WHAT YOU NEED TO DO: Would you please return every line from the listing that contains the word "Stock"?

SUPPLIED MATERIAL START

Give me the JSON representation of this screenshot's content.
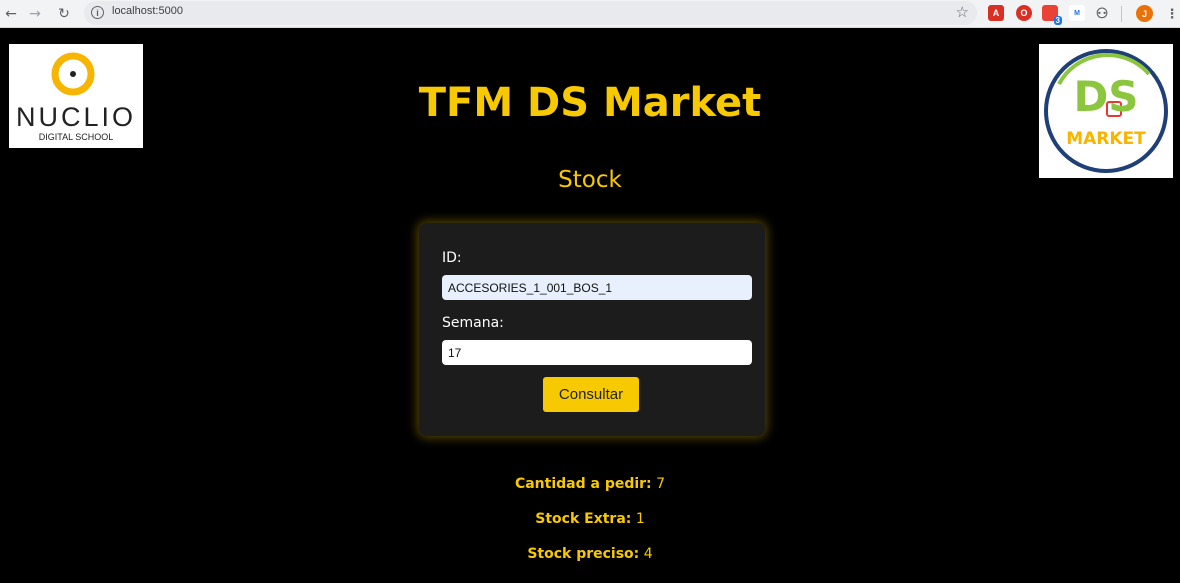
{
  "browser": {
    "url": "localhost:5000",
    "profile_initial": "J",
    "extensions": [
      {
        "name": "pdf-extension-icon",
        "color": "#d93025",
        "glyph": "A"
      },
      {
        "name": "shield-extension-icon",
        "color": "#d93025",
        "glyph": "O"
      },
      {
        "name": "notification-extension-icon",
        "color": "#ea4335",
        "glyph": "3"
      },
      {
        "name": "translate-extension-icon",
        "color": "#ffffff",
        "glyph": "M"
      }
    ]
  },
  "logos": {
    "left_name": "NUCLIO",
    "left_sub": "DIGITAL SCHOOL",
    "right_name": "DS",
    "right_sub": "MARKET"
  },
  "header": {
    "title": "TFM DS Market",
    "subtitle": "Stock"
  },
  "form": {
    "id_label": "ID:",
    "id_value": "ACCESORIES_1_001_BOS_1",
    "week_label": "Semana:",
    "week_value": "17",
    "submit_label": "Consultar"
  },
  "results": {
    "order_label": "Cantidad a pedir:",
    "order_value": "7",
    "extra_label": "Stock Extra:",
    "extra_value": "1",
    "precise_label": "Stock preciso:",
    "precise_value": "4"
  },
  "colors": {
    "accent": "#f7c900",
    "background": "#000000",
    "card": "#1c1c1c"
  }
}
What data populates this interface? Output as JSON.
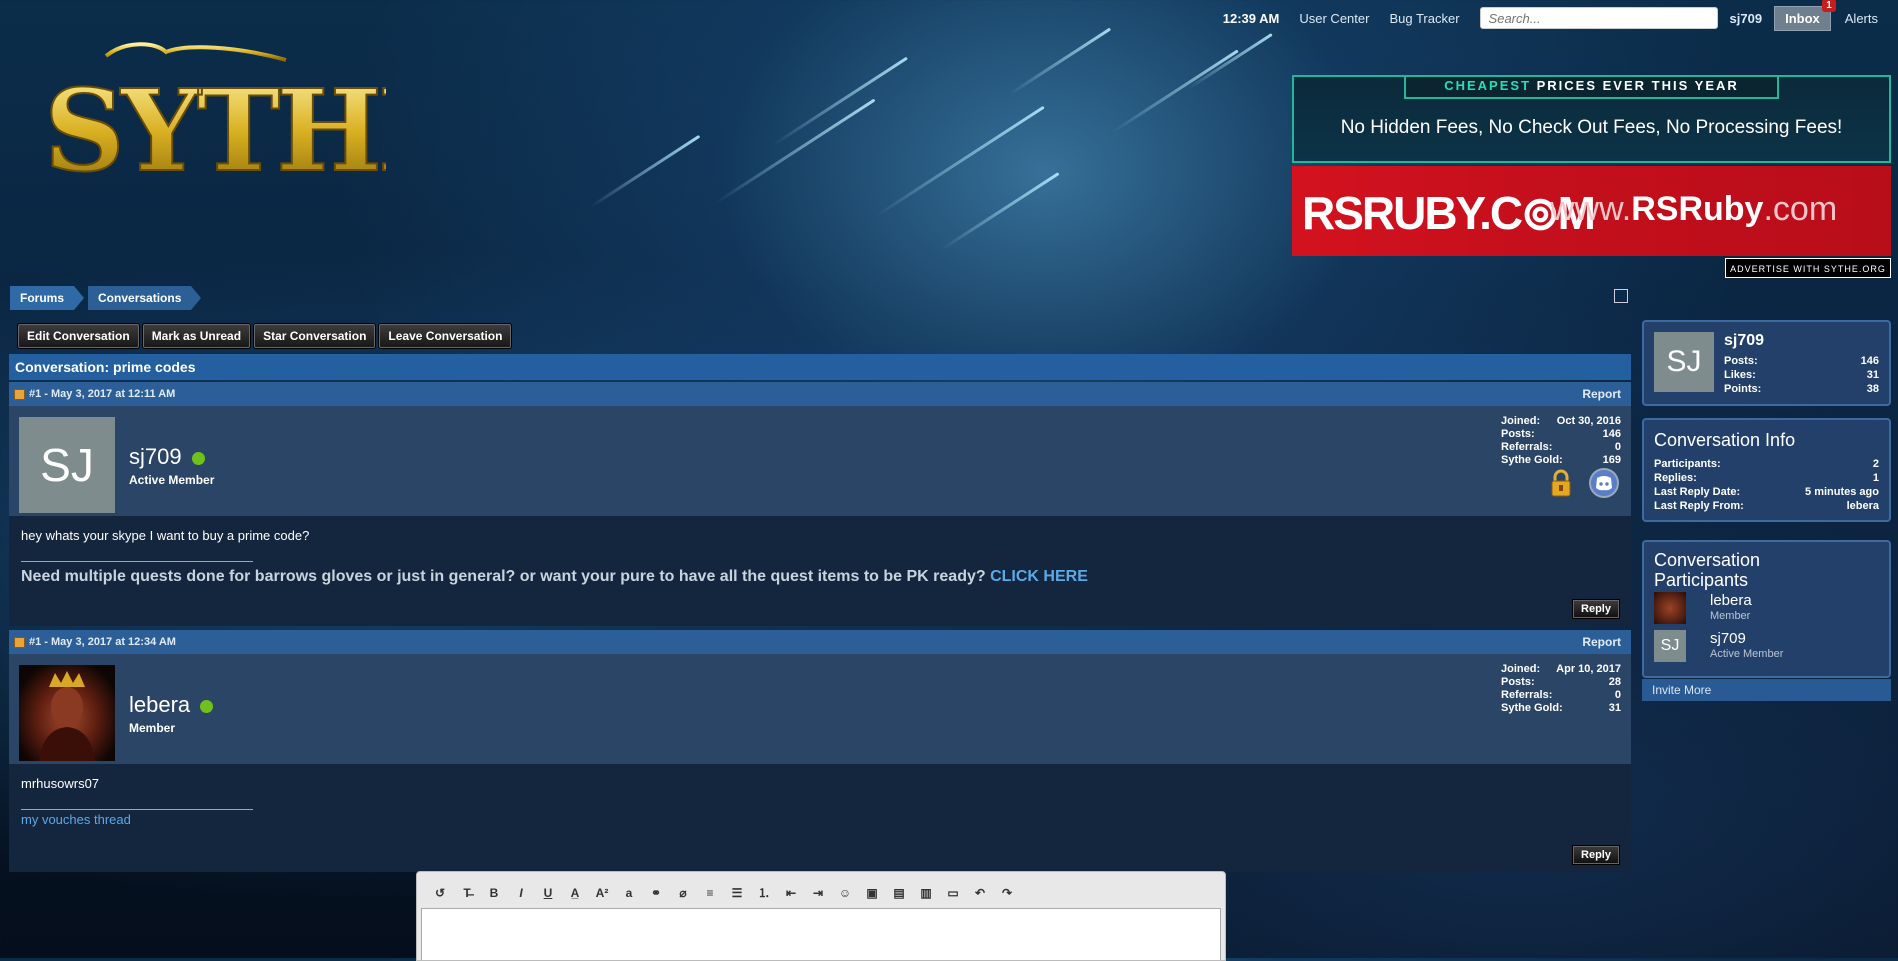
{
  "topbar": {
    "time": "12:39 AM",
    "user_center": "User Center",
    "bug_tracker": "Bug Tracker",
    "search_placeholder": "Search...",
    "username": "sj709",
    "inbox": "Inbox",
    "inbox_count": "1",
    "alerts": "Alerts"
  },
  "logo_text": "SYTHE",
  "ads": {
    "ad1_head_accent": "CHEAPEST",
    "ad1_head_rest": " PRICES EVER THIS YEAR",
    "ad1_sub": "No Hidden Fees, No Check Out Fees, No Processing Fees!",
    "ad2_left": "RSRUBY.C⊚M",
    "ad2_right_pre": "www.",
    "ad2_right_bold": "RSRuby",
    "ad2_right_post": ".com",
    "advertise": "ADVERTISE WITH SYTHE.ORG"
  },
  "breadcrumb": {
    "forums": "Forums",
    "conversations": "Conversations"
  },
  "actions": {
    "edit": "Edit Conversation",
    "unread": "Mark as Unread",
    "star": "Star Conversation",
    "leave": "Leave Conversation"
  },
  "conversation_title": "Conversation: prime codes",
  "posts": [
    {
      "header": "#1 - May 3, 2017 at 12:11 AM",
      "report": "Report",
      "avatar_initials": "SJ",
      "username": "sj709",
      "role": "Active Member",
      "stats": [
        {
          "label": "Joined:",
          "value": "Oct 30, 2016"
        },
        {
          "label": "Posts:",
          "value": "146"
        },
        {
          "label": "Referrals:",
          "value": "0"
        },
        {
          "label": "Sythe Gold:",
          "value": "169"
        }
      ],
      "message": "hey whats your skype I want to buy a prime code?",
      "signature": "Need multiple quests done for barrows gloves or just in general? or want your pure to have all the quest items to be PK ready?",
      "signature_link": "CLICK HERE",
      "reply": "Reply"
    },
    {
      "header": "#1 - May 3, 2017 at 12:34 AM",
      "report": "Report",
      "username": "lebera",
      "role": "Member",
      "stats": [
        {
          "label": "Joined:",
          "value": "Apr 10, 2017"
        },
        {
          "label": "Posts:",
          "value": "28"
        },
        {
          "label": "Referrals:",
          "value": "0"
        },
        {
          "label": "Sythe Gold:",
          "value": "31"
        }
      ],
      "message": "mrhusowrs07",
      "signature_link": "my vouches thread",
      "reply": "Reply"
    }
  ],
  "sidebar": {
    "profile": {
      "initials": "SJ",
      "username": "sj709",
      "stats": [
        {
          "label": "Posts:",
          "value": "146"
        },
        {
          "label": "Likes:",
          "value": "31"
        },
        {
          "label": "Points:",
          "value": "38"
        }
      ]
    },
    "info": {
      "title": "Conversation Info",
      "rows": [
        {
          "label": "Participants:",
          "value": "2"
        },
        {
          "label": "Replies:",
          "value": "1"
        },
        {
          "label": "Last Reply Date:",
          "value": "5 minutes ago"
        },
        {
          "label": "Last Reply From:",
          "value": "lebera"
        }
      ]
    },
    "participants": {
      "title": "Conversation Participants",
      "list": [
        {
          "name": "lebera",
          "role": "Member"
        },
        {
          "name": "sj709",
          "role": "Active Member",
          "initials": "SJ"
        }
      ],
      "invite": "Invite More"
    }
  }
}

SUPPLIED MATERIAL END

FINISHED EXERCISE:
    "subtitle": "Stock"
    "extra_label": "Stock Extra:",
    "precise_label": "Stock preciso:",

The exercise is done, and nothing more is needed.